Dogs in your inbox



The Mayhew Animal Home - Willesden, NW London
A dog and cat shelter rehoming about 6 dogs/month and handling 100+ calls/month.
☹️ Low percentage of returning website visitors

My role

Website and Digital Officer
User research, wireframing, prototyping, design and project management of development.

User persona

John, 47
Small business owner, lives within 10 miles


Adopt a - preferably - young black labrador as a family dog.

Point of contact

  • Website
  • Does not follow us on social media.

User feedback

User feedback collected by reception and the Adoption Officer frequently matched John’s request:

"I want you to call me when you have a young Labrador available for adoption."

But did he really? This was, after all the most requested service and users should know what they want.

Call me maybe?

“The first rule of UX Design is: don’t listen to your users” -Jakob Nielsen

This is not to say don’t listen to feedback but more about not listening to what the user is actually saying and instead try and find out why they are saying it.

But first, just for the sake of argument, let’s check if this idea would be feasable at all. From a business standpoint the short answer is: no.

  • We have 1-2 people on reception (busy with several other tasks) and a single Dog Adoption Officer (similarly busy).

We could train volunteers to handle these calls of course but then other questions arise:

  • Do we do first come first served?
  • Or do we have to do a phone screen when they ‘sign up’ and try and ascertain through the phone what kind of owners they would be (or if they even qualify for adopting a dog)?
  • This was pre-GDPR but even then maintaining a database for this purpose is messy
  • How would we know if someone is no longer interested in adopting?
  • And of course, phonecalls cost money.

Making a bunch of phonecalls is just not a feasible way of widening the adopter pool.

John’s pain points

  • The search for a dog to adopt can be a very lengthy process, especially if you are looking for a specific pedigree breed other than Staffordshire Terriers. Other needs such as being good with cats and/or children can further narrow down his pool.
  • There’s no real central database that can show him all dogs available in shelters. This results in him having to periodically check several shelters’ websites.
  • Every shelter is on a different schedule when they add new dogs to their websites and some don’t even have one at all, hence if one is looking for a popular breed such as a Labrador and check the site a day after a Lab has been added, chances are that dog’s already been adopted.

Defining the real problem

“Call me when…” just means:

  • I’m too busy to check your website all the time along with a handful of others
  • I really don’t want to miss out on the dog I’m looking for
  • I want to know as soon as you have a dog I’d like

These all indicate the need for an alert system so they can be among the firsts to be notified. For this, from a technical perspective, an automatic email system that’s easy to plug into the website is the best solution and the fairest to all potential adopters.

The Idea

We’ve decided to try out an email listing sign up form that had low development costs and close to no running costs. These alerts were then sent out every time an animal’s profile was published on the site.

Placement options we’ve considered:
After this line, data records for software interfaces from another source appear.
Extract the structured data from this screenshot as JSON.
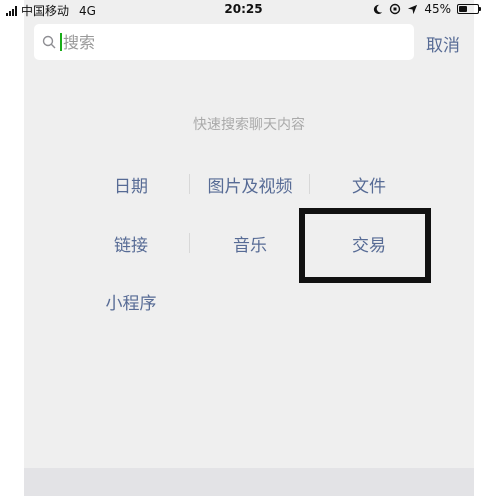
{
  "status_bar": {
    "carrier": "中国移动",
    "network": "4G",
    "time": "20:25",
    "battery": "45%",
    "battery_level": 0.45
  },
  "search": {
    "placeholder": "搜索",
    "cancel_label": "取消"
  },
  "quick_search": {
    "title": "快速搜索聊天内容",
    "items": [
      "日期",
      "图片及视频",
      "文件",
      "链接",
      "音乐",
      "交易",
      "小程序"
    ]
  },
  "colors": {
    "link": "#576b95",
    "caret": "#1aad19",
    "background": "#efefef",
    "highlight": "#111111"
  }
}
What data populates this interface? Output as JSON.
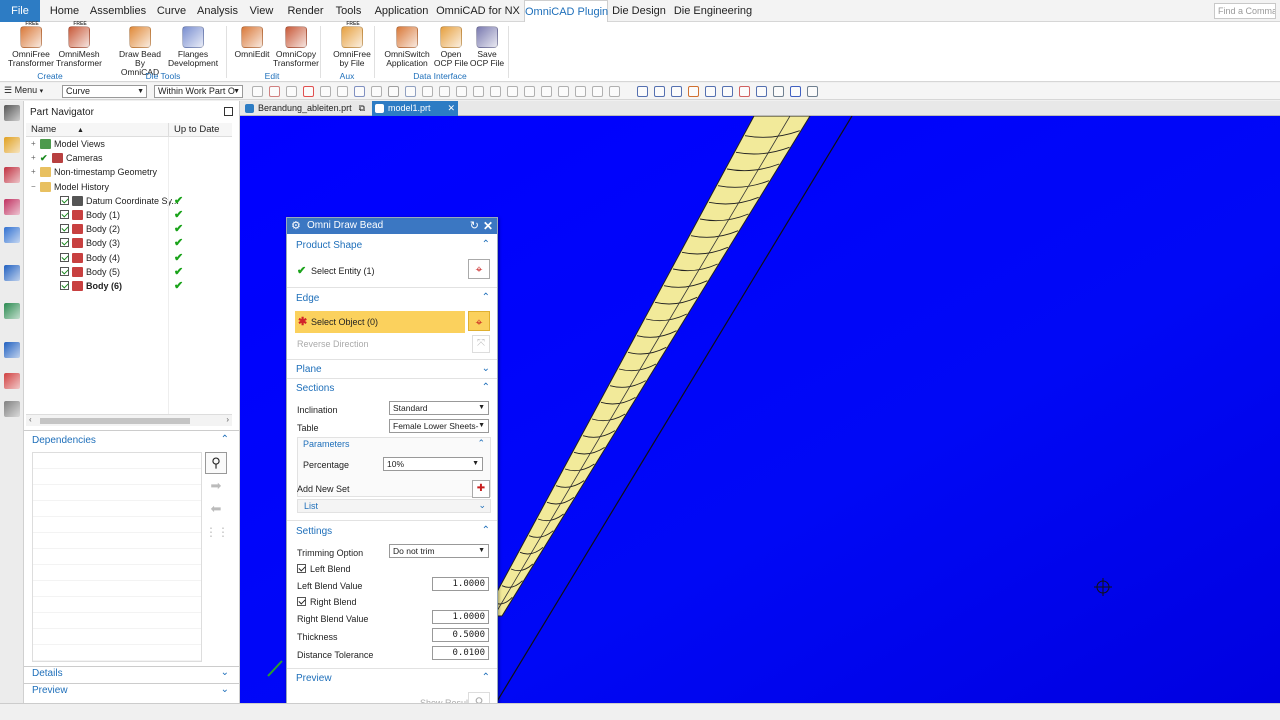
{
  "menu_tabs": [
    "File",
    "Home",
    "Assemblies",
    "Curve",
    "Analysis",
    "View",
    "Render",
    "Tools",
    "Application",
    "OmniCAD for NX",
    "OmniCAD Plugin",
    "Die Design",
    "Die Engineering"
  ],
  "search": {
    "placeholder": "Find a Command"
  },
  "ribbon": {
    "buttons": [
      {
        "line1": "OmniFree",
        "line2": "Transformer",
        "free": "FREE",
        "icon": "omnifree-icon",
        "color": "#d9793a"
      },
      {
        "line1": "OmniMesh",
        "line2": "Transformer",
        "free": "FREE",
        "icon": "omnimesh-icon",
        "color": "#c85a3a"
      },
      {
        "line1": "Draw Bead",
        "line2": "By OmniCAD",
        "free": "",
        "icon": "draw-bead-icon",
        "color": "#e08a3a"
      },
      {
        "line1": "Flanges",
        "line2": "Development",
        "free": "",
        "icon": "flanges-icon",
        "color": "#7a8fd0"
      },
      {
        "line1": "OmniEdit",
        "line2": "",
        "free": "",
        "icon": "omniedit-icon",
        "color": "#d9793a"
      },
      {
        "line1": "OmniCopy",
        "line2": "Transformer",
        "free": "",
        "icon": "omnicopy-icon",
        "color": "#c85a3a"
      },
      {
        "line1": "OmniFree",
        "line2": "by File",
        "free": "FREE",
        "icon": "omnifree-file-icon",
        "color": "#e6a040"
      },
      {
        "line1": "OmniSwitch",
        "line2": "Application",
        "free": "",
        "icon": "omniswitch-icon",
        "color": "#d9793a"
      },
      {
        "line1": "Open",
        "line2": "OCP File",
        "free": "",
        "icon": "open-file-icon",
        "color": "#e6a040"
      },
      {
        "line1": "Save",
        "line2": "OCP File",
        "free": "",
        "icon": "save-file-icon",
        "color": "#7a7ab0"
      }
    ],
    "groups": [
      "Create",
      "Die Tools",
      "Edit",
      "Aux",
      "Data Interface"
    ]
  },
  "toolbar": {
    "menu_label": "Menu",
    "filter_value": "Curve",
    "scope_value": "Within Work Part O"
  },
  "navigator": {
    "title": "Part Navigator",
    "col_name": "Name",
    "col_uptodate": "Up to Date",
    "rows": [
      {
        "label": "Model Views",
        "toggle": "+",
        "check": false,
        "bold": false,
        "ok": false,
        "indent": 0,
        "icon": "model-views-icon",
        "color": "#4c9a4c"
      },
      {
        "label": "Cameras",
        "toggle": "+",
        "check": true,
        "bold": false,
        "ok": false,
        "indent": 0,
        "icon": "camera-icon",
        "color": "#b84040"
      },
      {
        "label": "Non-timestamp Geometry",
        "toggle": "+",
        "check": false,
        "bold": false,
        "ok": false,
        "indent": 0,
        "icon": "folder-icon",
        "color": "#e8c060"
      },
      {
        "label": "Model History",
        "toggle": "-",
        "check": false,
        "bold": false,
        "ok": false,
        "indent": 0,
        "icon": "folder-icon",
        "color": "#e8c060"
      },
      {
        "label": "Datum Coordinate Sy...",
        "toggle": "",
        "check": true,
        "bold": false,
        "ok": true,
        "indent": 1,
        "icon": "datum-csys-icon",
        "color": "#555555"
      },
      {
        "label": "Body (1)",
        "toggle": "",
        "check": true,
        "bold": false,
        "ok": true,
        "indent": 1,
        "icon": "body-icon",
        "color": "#c84040"
      },
      {
        "label": "Body (2)",
        "toggle": "",
        "check": true,
        "bold": false,
        "ok": true,
        "indent": 1,
        "icon": "body-icon",
        "color": "#c84040"
      },
      {
        "label": "Body (3)",
        "toggle": "",
        "check": true,
        "bold": false,
        "ok": true,
        "indent": 1,
        "icon": "body-icon",
        "color": "#c84040"
      },
      {
        "label": "Body (4)",
        "toggle": "",
        "check": true,
        "bold": false,
        "ok": true,
        "indent": 1,
        "icon": "body-icon",
        "color": "#c84040"
      },
      {
        "label": "Body (5)",
        "toggle": "",
        "check": true,
        "bold": false,
        "ok": true,
        "indent": 1,
        "icon": "body-icon",
        "color": "#c84040"
      },
      {
        "label": "Body (6)",
        "toggle": "",
        "check": true,
        "bold": true,
        "ok": true,
        "indent": 1,
        "icon": "body-icon",
        "color": "#c84040"
      }
    ],
    "dependencies": "Dependencies",
    "details": "Details",
    "preview": "Preview"
  },
  "doc_tabs": [
    {
      "label": "Berandung_ableiten.prt",
      "active": false
    },
    {
      "label": "model1.prt",
      "active": true
    }
  ],
  "dialog": {
    "title": "Omni Draw Bead",
    "product_shape": "Product Shape",
    "select_entity": "Select Entity (1)",
    "edge": "Edge",
    "select_object": "Select Object (0)",
    "reverse_direction": "Reverse Direction",
    "plane": "Plane",
    "sections": "Sections",
    "inclination_label": "Inclination",
    "inclination_value": "Standard",
    "table_label": "Table",
    "table_value": "Female Lower Sheets-",
    "parameters": "Parameters",
    "percentage_label": "Percentage",
    "percentage_value": "10%",
    "add_new_set": "Add New Set",
    "list": "List",
    "settings": "Settings",
    "trimming_label": "Trimming Option",
    "trimming_value": "Do not trim",
    "left_blend": "Left Blend",
    "left_blend_value_label": "Left Blend Value",
    "left_blend_value": "1.0000",
    "right_blend": "Right Blend",
    "right_blend_value_label": "Right Blend Value",
    "right_blend_value": "1.0000",
    "thickness_label": "Thickness",
    "thickness_value": "0.5000",
    "distance_label": "Distance Tolerance",
    "distance_value": "0.0100",
    "preview": "Preview",
    "show_result": "Show Result"
  },
  "colors": {
    "viewport_bg": "#0000ff",
    "bead": "#f2ea9a",
    "accent": "#1e6fba",
    "highlight": "#fbd15d"
  }
}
  • Bottom of the dog listing page to intercept people skimming all listings and are about to close the page at the end of an unsuccessful search.
  • Sidebar of a dog’s profile page as these pages are also frequent exit pages. This real estate was already too crowded with other, more important information.


Within its first year we’ve achieved over 1000 subscribers and a consistent growth of 15% month-to-month along with a hefty rise in returning visitors to the dog listing page.

Staff was happy because they could just direct people online to the sign up form.

Adopters were happy because they got immediately notified the moment a dog was up for adoption.

Dogs were happy, well, because they were all good boys and girls. And also because due to the rise in returning potential adopters to the website the days they spent in kennels were cut shorter.

Ways to improve

Allow for filters to be set when signing up (i.e. ‘can live with cats or children’, ‘breed’ etc.)

😺 Catnotes

Whilst the CTA has been added to the cat listing pages as well due to the nature of cat adoptions (people usually only have a preference of colour and age) and the relatively high volume of cats the Mayhew have had, the cat alerts were less successful but still was in constant use by hundreds of users every month.